Splinter bids are an important part of any bidding system. They show 4 card support for partner’s suit and a singleton or void in the splinter suit. So which bids are splinter bids? When the opponents are silent, new suits at the minimum level are one round forces and jumps in a new suit show a strong 6+ card suit, are forcing to game and show slam interest. The next level bids are the double jumps like 3S, 4C and 4D over 1H. These are the splinter bids and they show 11+ hcp and the shortage. Do not count shape points because the shortage is explicitly shown.
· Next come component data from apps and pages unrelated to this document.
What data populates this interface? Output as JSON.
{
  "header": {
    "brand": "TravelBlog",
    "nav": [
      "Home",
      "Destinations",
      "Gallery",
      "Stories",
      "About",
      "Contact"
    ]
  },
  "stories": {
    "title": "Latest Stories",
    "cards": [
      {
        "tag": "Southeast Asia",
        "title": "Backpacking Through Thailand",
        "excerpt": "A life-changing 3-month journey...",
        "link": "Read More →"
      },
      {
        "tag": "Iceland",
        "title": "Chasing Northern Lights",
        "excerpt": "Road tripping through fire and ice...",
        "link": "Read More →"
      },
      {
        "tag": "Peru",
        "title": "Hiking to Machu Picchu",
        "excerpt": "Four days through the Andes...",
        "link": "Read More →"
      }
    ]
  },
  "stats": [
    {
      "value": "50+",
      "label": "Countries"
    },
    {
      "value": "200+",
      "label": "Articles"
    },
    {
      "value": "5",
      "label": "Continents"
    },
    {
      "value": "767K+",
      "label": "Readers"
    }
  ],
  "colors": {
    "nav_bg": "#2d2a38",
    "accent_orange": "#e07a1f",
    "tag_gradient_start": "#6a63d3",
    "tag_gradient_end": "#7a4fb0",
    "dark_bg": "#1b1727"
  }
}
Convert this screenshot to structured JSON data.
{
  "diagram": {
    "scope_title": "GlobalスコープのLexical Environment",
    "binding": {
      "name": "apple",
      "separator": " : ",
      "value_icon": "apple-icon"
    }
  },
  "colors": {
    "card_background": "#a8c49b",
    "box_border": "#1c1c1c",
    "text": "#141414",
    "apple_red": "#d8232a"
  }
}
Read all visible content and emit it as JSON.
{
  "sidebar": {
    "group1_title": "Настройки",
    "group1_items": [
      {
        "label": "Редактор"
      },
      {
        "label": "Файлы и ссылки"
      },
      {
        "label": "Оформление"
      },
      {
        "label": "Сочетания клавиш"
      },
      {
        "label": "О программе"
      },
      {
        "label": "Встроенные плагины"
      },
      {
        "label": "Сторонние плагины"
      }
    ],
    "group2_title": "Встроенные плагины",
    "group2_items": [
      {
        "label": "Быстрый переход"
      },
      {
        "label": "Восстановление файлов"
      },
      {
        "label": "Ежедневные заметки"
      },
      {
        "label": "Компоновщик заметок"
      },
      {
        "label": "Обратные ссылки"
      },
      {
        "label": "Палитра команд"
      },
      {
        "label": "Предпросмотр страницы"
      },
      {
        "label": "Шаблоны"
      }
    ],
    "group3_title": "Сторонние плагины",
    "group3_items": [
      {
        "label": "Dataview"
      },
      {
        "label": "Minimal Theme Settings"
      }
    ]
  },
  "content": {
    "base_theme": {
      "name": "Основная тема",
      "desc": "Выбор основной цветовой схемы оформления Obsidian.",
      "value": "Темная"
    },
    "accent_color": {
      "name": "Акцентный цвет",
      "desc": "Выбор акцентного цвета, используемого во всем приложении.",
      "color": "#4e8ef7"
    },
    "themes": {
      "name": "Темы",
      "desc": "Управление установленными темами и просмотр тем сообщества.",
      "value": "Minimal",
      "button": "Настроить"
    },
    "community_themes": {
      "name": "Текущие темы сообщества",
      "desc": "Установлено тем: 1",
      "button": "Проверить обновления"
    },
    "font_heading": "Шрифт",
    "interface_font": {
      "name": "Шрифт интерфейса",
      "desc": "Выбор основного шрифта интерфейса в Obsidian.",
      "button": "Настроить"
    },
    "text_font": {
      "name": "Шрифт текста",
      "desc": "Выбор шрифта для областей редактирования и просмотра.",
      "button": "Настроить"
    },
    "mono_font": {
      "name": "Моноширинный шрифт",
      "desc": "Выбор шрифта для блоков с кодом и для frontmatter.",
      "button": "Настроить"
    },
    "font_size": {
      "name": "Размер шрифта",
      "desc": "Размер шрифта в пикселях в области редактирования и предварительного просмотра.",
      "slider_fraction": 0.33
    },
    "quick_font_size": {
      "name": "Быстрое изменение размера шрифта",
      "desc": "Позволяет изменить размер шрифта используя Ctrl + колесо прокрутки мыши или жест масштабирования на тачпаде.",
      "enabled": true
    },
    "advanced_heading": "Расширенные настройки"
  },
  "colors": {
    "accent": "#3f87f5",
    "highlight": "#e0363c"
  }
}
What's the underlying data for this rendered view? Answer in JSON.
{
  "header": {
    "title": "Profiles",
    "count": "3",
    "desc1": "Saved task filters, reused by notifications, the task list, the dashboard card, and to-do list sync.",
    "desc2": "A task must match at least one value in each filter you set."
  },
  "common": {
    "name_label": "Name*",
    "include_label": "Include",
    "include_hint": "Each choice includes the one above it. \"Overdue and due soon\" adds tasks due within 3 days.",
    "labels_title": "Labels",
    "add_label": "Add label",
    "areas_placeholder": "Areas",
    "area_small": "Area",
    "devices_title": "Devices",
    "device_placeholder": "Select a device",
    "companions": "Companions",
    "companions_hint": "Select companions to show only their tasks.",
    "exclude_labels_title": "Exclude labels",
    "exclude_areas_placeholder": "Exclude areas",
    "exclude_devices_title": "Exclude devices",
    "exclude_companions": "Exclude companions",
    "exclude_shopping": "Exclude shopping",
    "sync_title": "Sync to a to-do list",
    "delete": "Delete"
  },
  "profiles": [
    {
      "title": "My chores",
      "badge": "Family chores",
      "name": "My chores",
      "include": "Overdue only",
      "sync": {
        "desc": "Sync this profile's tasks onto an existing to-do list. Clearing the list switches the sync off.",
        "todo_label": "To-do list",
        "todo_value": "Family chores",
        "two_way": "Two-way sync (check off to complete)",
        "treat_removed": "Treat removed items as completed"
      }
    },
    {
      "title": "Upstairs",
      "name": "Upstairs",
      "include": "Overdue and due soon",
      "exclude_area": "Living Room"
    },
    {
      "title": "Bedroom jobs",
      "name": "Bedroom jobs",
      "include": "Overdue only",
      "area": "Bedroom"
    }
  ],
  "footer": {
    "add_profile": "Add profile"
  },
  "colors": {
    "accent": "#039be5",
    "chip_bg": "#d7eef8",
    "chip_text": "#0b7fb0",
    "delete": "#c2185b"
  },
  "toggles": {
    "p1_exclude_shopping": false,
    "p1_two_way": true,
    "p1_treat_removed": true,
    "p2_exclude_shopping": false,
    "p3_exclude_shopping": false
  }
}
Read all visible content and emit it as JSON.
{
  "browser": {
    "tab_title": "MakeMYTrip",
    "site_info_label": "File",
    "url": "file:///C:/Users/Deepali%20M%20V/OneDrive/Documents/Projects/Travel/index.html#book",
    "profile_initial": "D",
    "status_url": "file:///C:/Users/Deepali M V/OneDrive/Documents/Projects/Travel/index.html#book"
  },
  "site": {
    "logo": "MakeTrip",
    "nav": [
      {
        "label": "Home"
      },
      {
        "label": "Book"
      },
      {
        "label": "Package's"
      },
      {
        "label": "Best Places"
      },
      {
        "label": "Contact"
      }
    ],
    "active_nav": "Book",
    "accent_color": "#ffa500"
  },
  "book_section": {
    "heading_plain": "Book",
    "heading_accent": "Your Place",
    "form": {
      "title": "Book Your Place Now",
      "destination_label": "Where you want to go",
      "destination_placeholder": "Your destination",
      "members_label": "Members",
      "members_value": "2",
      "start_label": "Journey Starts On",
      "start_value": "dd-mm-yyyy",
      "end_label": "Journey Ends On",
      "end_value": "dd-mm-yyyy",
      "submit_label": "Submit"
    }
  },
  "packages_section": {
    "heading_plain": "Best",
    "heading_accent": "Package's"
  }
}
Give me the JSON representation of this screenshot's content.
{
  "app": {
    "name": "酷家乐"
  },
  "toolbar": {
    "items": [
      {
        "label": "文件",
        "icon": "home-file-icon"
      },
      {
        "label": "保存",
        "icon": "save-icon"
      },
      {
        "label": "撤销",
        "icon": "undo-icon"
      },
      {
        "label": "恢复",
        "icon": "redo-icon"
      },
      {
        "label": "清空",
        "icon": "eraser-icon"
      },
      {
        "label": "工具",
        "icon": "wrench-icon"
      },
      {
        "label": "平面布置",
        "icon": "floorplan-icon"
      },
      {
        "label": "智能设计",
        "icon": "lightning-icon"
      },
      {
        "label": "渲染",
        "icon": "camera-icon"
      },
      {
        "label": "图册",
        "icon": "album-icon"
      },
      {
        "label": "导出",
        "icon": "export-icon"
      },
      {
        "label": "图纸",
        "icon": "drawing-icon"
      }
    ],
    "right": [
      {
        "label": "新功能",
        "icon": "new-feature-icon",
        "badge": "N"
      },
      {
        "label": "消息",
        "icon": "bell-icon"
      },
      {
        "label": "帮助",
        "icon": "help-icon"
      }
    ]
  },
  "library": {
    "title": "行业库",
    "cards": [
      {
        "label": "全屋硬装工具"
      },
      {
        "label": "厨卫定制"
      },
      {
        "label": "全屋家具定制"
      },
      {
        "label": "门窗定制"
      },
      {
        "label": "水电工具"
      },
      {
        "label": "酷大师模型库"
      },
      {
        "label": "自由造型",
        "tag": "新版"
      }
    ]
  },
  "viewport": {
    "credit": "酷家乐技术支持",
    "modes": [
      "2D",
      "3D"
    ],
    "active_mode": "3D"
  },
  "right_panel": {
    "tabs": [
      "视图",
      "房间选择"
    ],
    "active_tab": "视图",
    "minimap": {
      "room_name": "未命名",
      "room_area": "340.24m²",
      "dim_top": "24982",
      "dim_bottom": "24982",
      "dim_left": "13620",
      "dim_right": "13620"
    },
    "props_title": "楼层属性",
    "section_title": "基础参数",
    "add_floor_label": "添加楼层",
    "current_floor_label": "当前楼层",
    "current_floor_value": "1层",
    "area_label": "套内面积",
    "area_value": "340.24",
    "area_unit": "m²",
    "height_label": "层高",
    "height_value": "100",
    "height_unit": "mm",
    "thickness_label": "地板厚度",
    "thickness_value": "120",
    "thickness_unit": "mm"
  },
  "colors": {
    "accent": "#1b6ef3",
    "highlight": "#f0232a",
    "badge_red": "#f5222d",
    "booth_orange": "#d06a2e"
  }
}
In the hand shown in the next column, EW were not playing splinter bids and failed to solve the bidding problem. East made cue raise and West signed off in 4H showing a minimum. West should have cue bid 4C to suggest more than minimum since they have 12hcp + 3 shape points
East tried RKC but couldn’t find an excuse to bid the slam since there appeared to be spade losers and an empty diamond suit.
Look how a splinter bid would solve the bidding problem. Over 2S, East could bid 3C to show a club suit and force to game. Thus, 4C is not needed as a stronger bid and is treated as a splinter bid. Over 4C, West now counts two less club losers ( i. e. four losers rather than the initial six losers) and so cue bids 4D to show interest in slam. East has 14 hcp and has only shown 11+ hcp so they have a king in extra values which they have not yet shown and should cooperate in bidding a slam by either cue bidding 4S or bidding RKC. The key insight is that with a king, or more, better than the minimum that you have shown so far, you must try to avoid making a minimum bid. Experts want to have this kind of cuebid conversation about slam suitability and that is why they don’t play Gerber.